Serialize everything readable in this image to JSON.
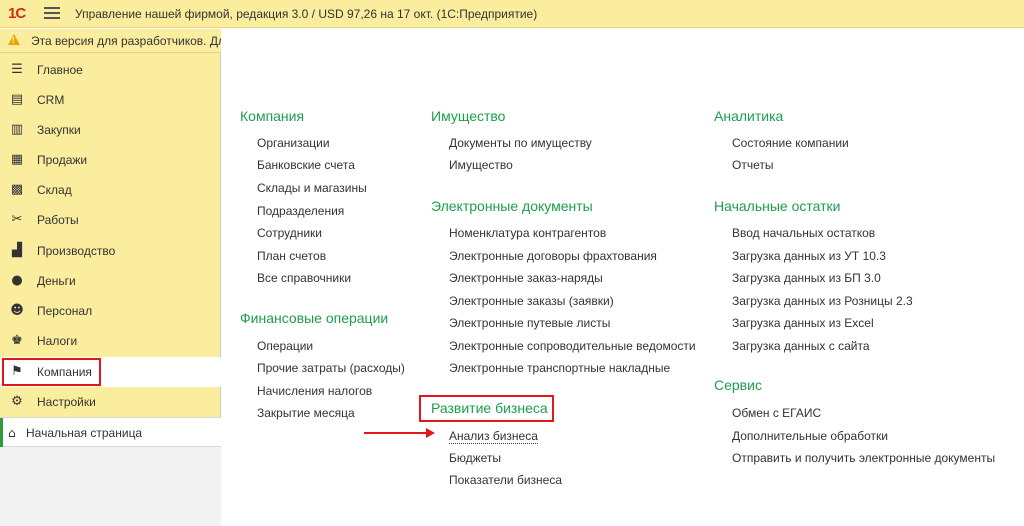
{
  "titlebar": {
    "logo": "1С",
    "title": "Управление нашей фирмой, редакция 3.0 / USD 97,26 на 17 окт.  (1С:Предприятие)"
  },
  "left": {
    "dev_warning": "Эта версия для разработчиков. Для",
    "nav": [
      {
        "label": "Главное",
        "icon": "menu-lines-icon"
      },
      {
        "label": "CRM",
        "icon": "contact-card-icon"
      },
      {
        "label": "Закупки",
        "icon": "purchases-icon"
      },
      {
        "label": "Продажи",
        "icon": "sales-basket-icon"
      },
      {
        "label": "Склад",
        "icon": "warehouse-grid-icon"
      },
      {
        "label": "Работы",
        "icon": "tools-icon"
      },
      {
        "label": "Производство",
        "icon": "factory-icon"
      },
      {
        "label": "Деньги",
        "icon": "coin-icon"
      },
      {
        "label": "Персонал",
        "icon": "people-icon"
      },
      {
        "label": "Налоги",
        "icon": "eagle-emblem-icon"
      },
      {
        "label": "Компания",
        "icon": "flag-icon",
        "active": true
      },
      {
        "label": "Настройки",
        "icon": "gear-icon"
      }
    ],
    "home": {
      "label": "Начальная страница",
      "icon": "home-icon"
    }
  },
  "content": {
    "company": {
      "title": "Компания",
      "links": [
        "Организации",
        "Банковские счета",
        "Склады и магазины",
        "Подразделения",
        "Сотрудники",
        "План счетов",
        "Все справочники"
      ]
    },
    "finance": {
      "title": "Финансовые операции",
      "links": [
        "Операции",
        "Прочие затраты (расходы)",
        "Начисления налогов",
        "Закрытие месяца"
      ]
    },
    "property": {
      "title": "Имущество",
      "links": [
        "Документы по имуществу",
        "Имущество"
      ]
    },
    "edocs": {
      "title": "Электронные документы",
      "links": [
        "Номенклатура контрагентов",
        "Электронные договоры фрахтования",
        "Электронные заказ-наряды",
        "Электронные заказы (заявки)",
        "Электронные путевые листы",
        "Электронные сопроводительные ведомости",
        "Электронные транспортные накладные"
      ]
    },
    "business": {
      "title": "Развитие бизнеса",
      "links": [
        "Анализ бизнеса",
        "Бюджеты",
        "Показатели бизнеса"
      ]
    },
    "analytics": {
      "title": "Аналитика",
      "links": [
        "Состояние компании",
        "Отчеты"
      ]
    },
    "balances": {
      "title": "Начальные остатки",
      "links": [
        "Ввод начальных остатков",
        "Загрузка данных из УТ 10.3",
        "Загрузка данных из БП 3.0",
        "Загрузка данных из Розницы 2.3",
        "Загрузка данных из Excel",
        "Загрузка данных с сайта"
      ]
    },
    "service": {
      "title": "Сервис",
      "links": [
        "Обмен с ЕГАИС",
        "Дополнительные обработки",
        "Отправить и получить электронные документы"
      ]
    }
  },
  "colors": {
    "accent_green": "#1d9e4d",
    "panel_yellow": "#fbed9e",
    "highlight_red": "#e0181e"
  }
}
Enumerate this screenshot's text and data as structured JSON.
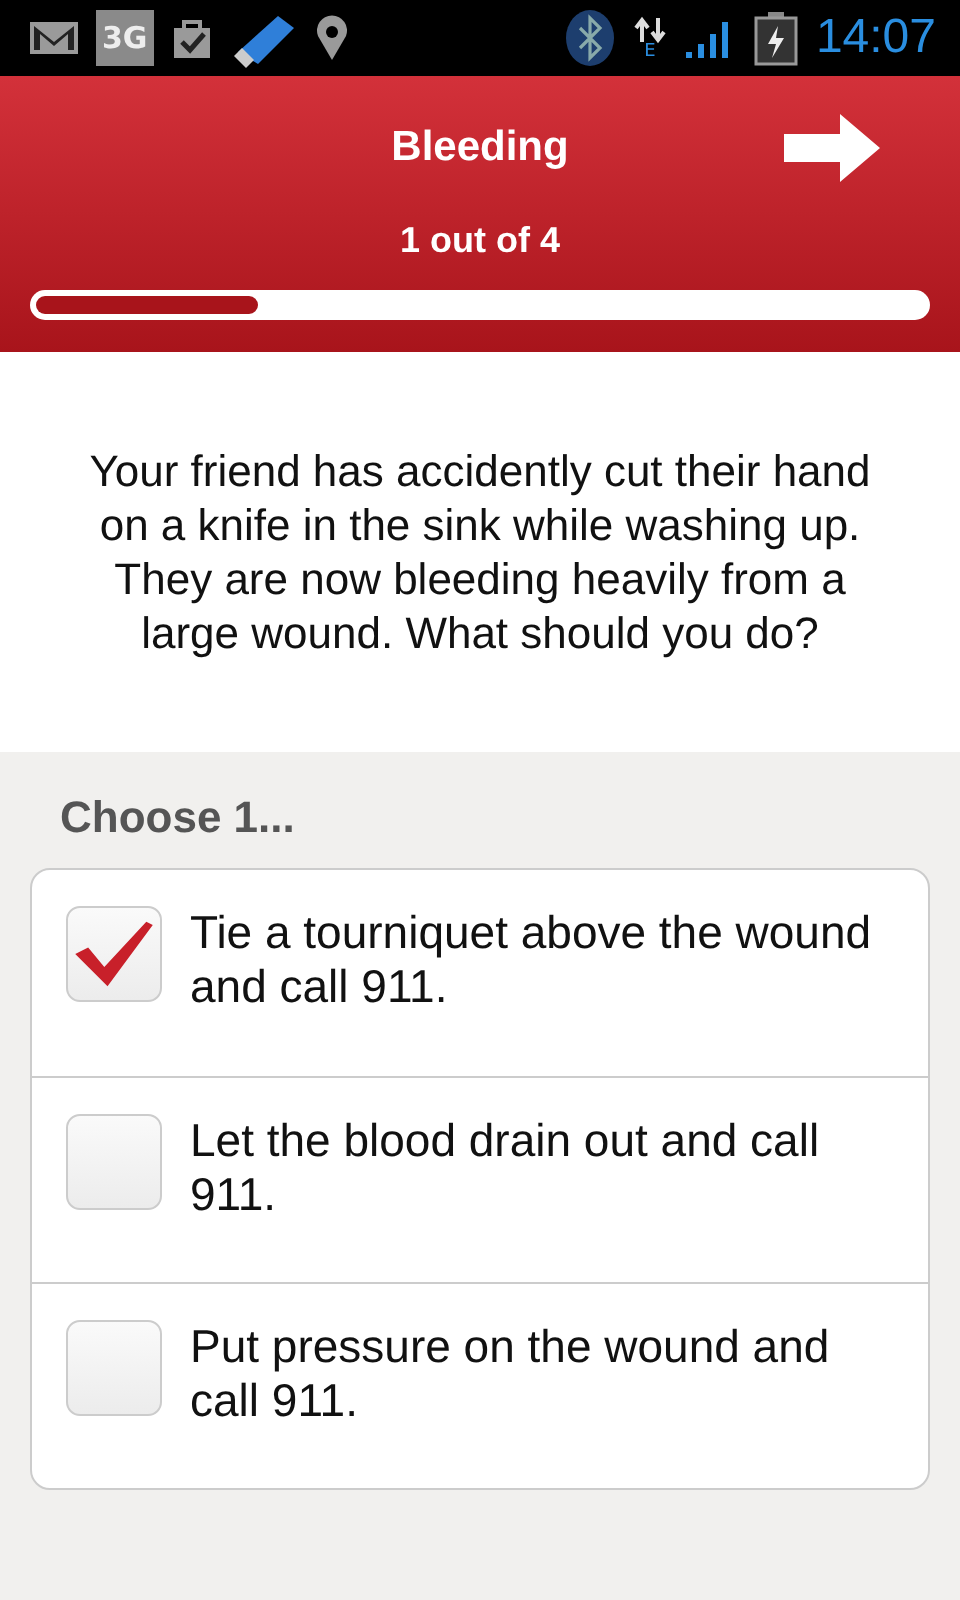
{
  "status_bar": {
    "network_label": "3G",
    "data_label": "E",
    "time": "14:07"
  },
  "header": {
    "title": "Bleeding",
    "counter": "1 out of 4",
    "progress": {
      "level": 0.25
    }
  },
  "question": "Your friend has accidently cut their hand on a knife in the sink while washing up. They are now bleeding heavily from a large wound. What should you do?",
  "prompt": "Choose 1...",
  "options": [
    {
      "label": "Tie a tourniquet above the wound and call 911.",
      "checked": true
    },
    {
      "label": "Let the blood drain out and call 911.",
      "checked": false
    },
    {
      "label": "Put pressure on the wound and call 911.",
      "checked": false
    }
  ]
}
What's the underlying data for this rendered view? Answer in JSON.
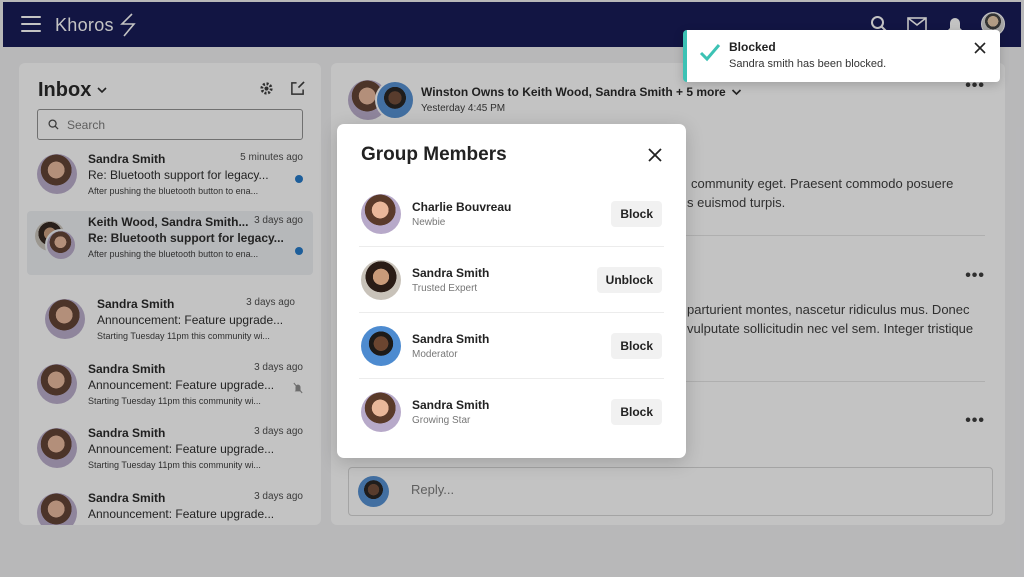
{
  "topbar": {
    "logo": "Khoros",
    "icons": [
      "menu-icon",
      "search-icon",
      "mail-icon",
      "bell-icon",
      "user-avatar"
    ]
  },
  "inbox": {
    "title": "Inbox",
    "search_placeholder": "Search",
    "messages": [
      {
        "name": "Sandra Smith",
        "time": "5 minutes ago",
        "subject": "Re: Bluetooth support for legacy...",
        "preview": "After pushing the bluetooth button to ena...",
        "unread": true
      },
      {
        "name": "Keith Wood, Sandra Smith...",
        "time": "3 days ago",
        "subject": "Re: Bluetooth support for legacy...",
        "preview": "After pushing the bluetooth button to ena...",
        "unread": true
      },
      {
        "name": "Sandra Smith",
        "time": "3 days ago",
        "subject": "Announcement: Feature upgrade...",
        "preview": "Starting Tuesday 11pm this community wi..."
      },
      {
        "name": "Sandra Smith",
        "time": "3 days ago",
        "subject": "Announcement: Feature upgrade...",
        "preview": "Starting Tuesday 11pm this community wi...",
        "muted": true
      },
      {
        "name": "Sandra Smith",
        "time": "3 days ago",
        "subject": "Announcement: Feature upgrade...",
        "preview": "Starting Tuesday 11pm this community wi..."
      },
      {
        "name": "Sandra Smith",
        "time": "3 days ago",
        "subject": "Announcement: Feature upgrade..."
      }
    ]
  },
  "conversation": {
    "title": "Winston Owns to Keith Wood, Sandra Smith + 5 more",
    "time": "Yesterday 4:45 PM",
    "text_1a": "community eget. Praesent commodo posuere",
    "text_1b": "s euismod turpis.",
    "text_2a": "parturient montes, nascetur ridiculus mus. Donec",
    "text_2b": "vulputate sollicitudin nec vel sem. Integer tristique",
    "more": "•••",
    "reply_placeholder": "Reply..."
  },
  "modal": {
    "title": "Group Members",
    "members": [
      {
        "name": "Charlie Bouvreau",
        "role": "Newbie",
        "action": "Block"
      },
      {
        "name": "Sandra Smith",
        "role": "Trusted Expert",
        "action": "Unblock"
      },
      {
        "name": "Sandra Smith",
        "role": "Moderator",
        "action": "Block"
      },
      {
        "name": "Sandra Smith",
        "role": "Growing Star",
        "action": "Block"
      }
    ]
  },
  "toast": {
    "title": "Blocked",
    "message": "Sandra smith has been blocked.",
    "accent": "#3cc2b4"
  },
  "colors": {
    "topbar": "#0b0f4e",
    "unread_dot": "#1a73c7"
  }
}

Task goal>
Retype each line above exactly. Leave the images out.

Solution for this task>
Serialize everything readable in this image to JSON.
{
  "titlebar": {
    "logo": "1С",
    "title": "Управление нашей фирмой, редакция 3.0 / USD 97,26 на 17 окт.  (1С:Предприятие)"
  },
  "left": {
    "dev_warning": "Эта версия для разработчиков. Для",
    "nav": [
      {
        "label": "Главное",
        "icon": "menu-lines-icon"
      },
      {
        "label": "CRM",
        "icon": "contact-card-icon"
      },
      {
        "label": "Закупки",
        "icon": "purchases-icon"
      },
      {
        "label": "Продажи",
        "icon": "sales-basket-icon"
      },
      {
        "label": "Склад",
        "icon": "warehouse-grid-icon"
      },
      {
        "label": "Работы",
        "icon": "tools-icon"
      },
      {
        "label": "Производство",
        "icon": "factory-icon"
      },
      {
        "label": "Деньги",
        "icon": "coin-icon"
      },
      {
        "label": "Персонал",
        "icon": "people-icon"
      },
      {
        "label": "Налоги",
        "icon": "eagle-emblem-icon"
      },
      {
        "label": "Компания",
        "icon": "flag-icon",
        "active": true
      },
      {
        "label": "Настройки",
        "icon": "gear-icon"
      }
    ],
    "home": {
      "label": "Начальная страница",
      "icon": "home-icon"
    }
  },
  "content": {
    "company": {
      "title": "Компания",
      "links": [
        "Организации",
        "Банковские счета",
        "Склады и магазины",
        "Подразделения",
        "Сотрудники",
        "План счетов",
        "Все справочники"
      ]
    },
    "finance": {
      "title": "Финансовые операции",
      "links": [
        "Операции",
        "Прочие затраты (расходы)",
        "Начисления налогов",
        "Закрытие месяца"
      ]
    },
    "property": {
      "title": "Имущество",
      "links": [
        "Документы по имуществу",
        "Имущество"
      ]
    },
    "edocs": {
      "title": "Электронные документы",
      "links": [
        "Номенклатура контрагентов",
        "Электронные договоры фрахтования",
        "Электронные заказ-наряды",
        "Электронные заказы (заявки)",
        "Электронные путевые листы",
        "Электронные сопроводительные ведомости",
        "Электронные транспортные накладные"
      ]
    },
    "business": {
      "title": "Развитие бизнеса",
      "links": [
        "Анализ бизнеса",
        "Бюджеты",
        "Показатели бизнеса"
      ]
    },
    "analytics": {
      "title": "Аналитика",
      "links": [
        "Состояние компании",
        "Отчеты"
      ]
    },
    "balances": {
      "title": "Начальные остатки",
      "links": [
        "Ввод начальных остатков",
        "Загрузка данных из УТ 10.3",
        "Загрузка данных из БП 3.0",
        "Загрузка данных из Розницы 2.3",
        "Загрузка данных из Excel",
        "Загрузка данных с сайта"
      ]
    },
    "service": {
      "title": "Сервис",
      "links": [
        "Обмен с ЕГАИС",
        "Дополнительные обработки",
        "Отправить и получить электронные документы"
      ]
    }
  },
  "colors": {
    "accent_green": "#1d9e4d",
    "panel_yellow": "#fbed9e",
    "highlight_red": "#e0181e"
  }
}
Enumerate this screenshot's text and data as structured JSON.
{
  "status_bar": {
    "network_label": "3G",
    "data_label": "E",
    "time": "14:07"
  },
  "header": {
    "title": "Bleeding",
    "counter": "1 out of 4",
    "progress": {
      "level": 0.25
    }
  },
  "question": "Your friend has accidently cut their hand on a knife in the sink while washing up. They are now bleeding heavily from a large wound. What should you do?",
  "prompt": "Choose 1...",
  "options": [
    {
      "label": "Tie a tourniquet above the wound and call 911.",
      "checked": true
    },
    {
      "label": "Let the blood drain out and call 911.",
      "checked": false
    },
    {
      "label": "Put pressure on the wound and call 911.",
      "checked": false
    }
  ]
}
What's the underlying data for this rendered view? Answer in JSON.
{
  "topbar": {
    "logo": "Khoros",
    "icons": [
      "menu-icon",
      "search-icon",
      "mail-icon",
      "bell-icon",
      "user-avatar"
    ]
  },
  "inbox": {
    "title": "Inbox",
    "search_placeholder": "Search",
    "messages": [
      {
        "name": "Sandra Smith",
        "time": "5 minutes ago",
        "subject": "Re: Bluetooth support for legacy...",
        "preview": "After pushing the bluetooth button to ena...",
        "unread": true
      },
      {
        "name": "Keith Wood, Sandra Smith...",
        "time": "3 days ago",
        "subject": "Re: Bluetooth support for legacy...",
        "preview": "After pushing the bluetooth button to ena...",
        "unread": true
      },
      {
        "name": "Sandra Smith",
        "time": "3 days ago",
        "subject": "Announcement: Feature upgrade...",
        "preview": "Starting Tuesday 11pm this community wi..."
      },
      {
        "name": "Sandra Smith",
        "time": "3 days ago",
        "subject": "Announcement: Feature upgrade...",
        "preview": "Starting Tuesday 11pm this community wi...",
        "muted": true
      },
      {
        "name": "Sandra Smith",
        "time": "3 days ago",
        "subject": "Announcement: Feature upgrade...",
        "preview": "Starting Tuesday 11pm this community wi..."
      },
      {
        "name": "Sandra Smith",
        "time": "3 days ago",
        "subject": "Announcement: Feature upgrade..."
      }
    ]
  },
  "conversation": {
    "title": "Winston Owns to Keith Wood, Sandra Smith + 5 more",
    "time": "Yesterday 4:45 PM",
    "text_1a": "community eget. Praesent commodo posuere",
    "text_1b": "s euismod turpis.",
    "text_2a": "parturient montes, nascetur ridiculus mus. Donec",
    "text_2b": "vulputate sollicitudin nec vel sem. Integer tristique",
    "more": "•••",
    "reply_placeholder": "Reply..."
  },
  "modal": {
    "title": "Group Members",
    "members": [
      {
        "name": "Charlie Bouvreau",
        "role": "Newbie",
        "action": "Block"
      },
      {
        "name": "Sandra Smith",
        "role": "Trusted Expert",
        "action": "Unblock"
      },
      {
        "name": "Sandra Smith",
        "role": "Moderator",
        "action": "Block"
      },
      {
        "name": "Sandra Smith",
        "role": "Growing Star",
        "action": "Block"
      }
    ]
  },
  "toast": {
    "title": "Blocked",
    "message": "Sandra smith has been blocked.",
    "accent": "#3cc2b4"
  },
  "colors": {
    "topbar": "#0b0f4e",
    "unread_dot": "#1a73c7"
  }
}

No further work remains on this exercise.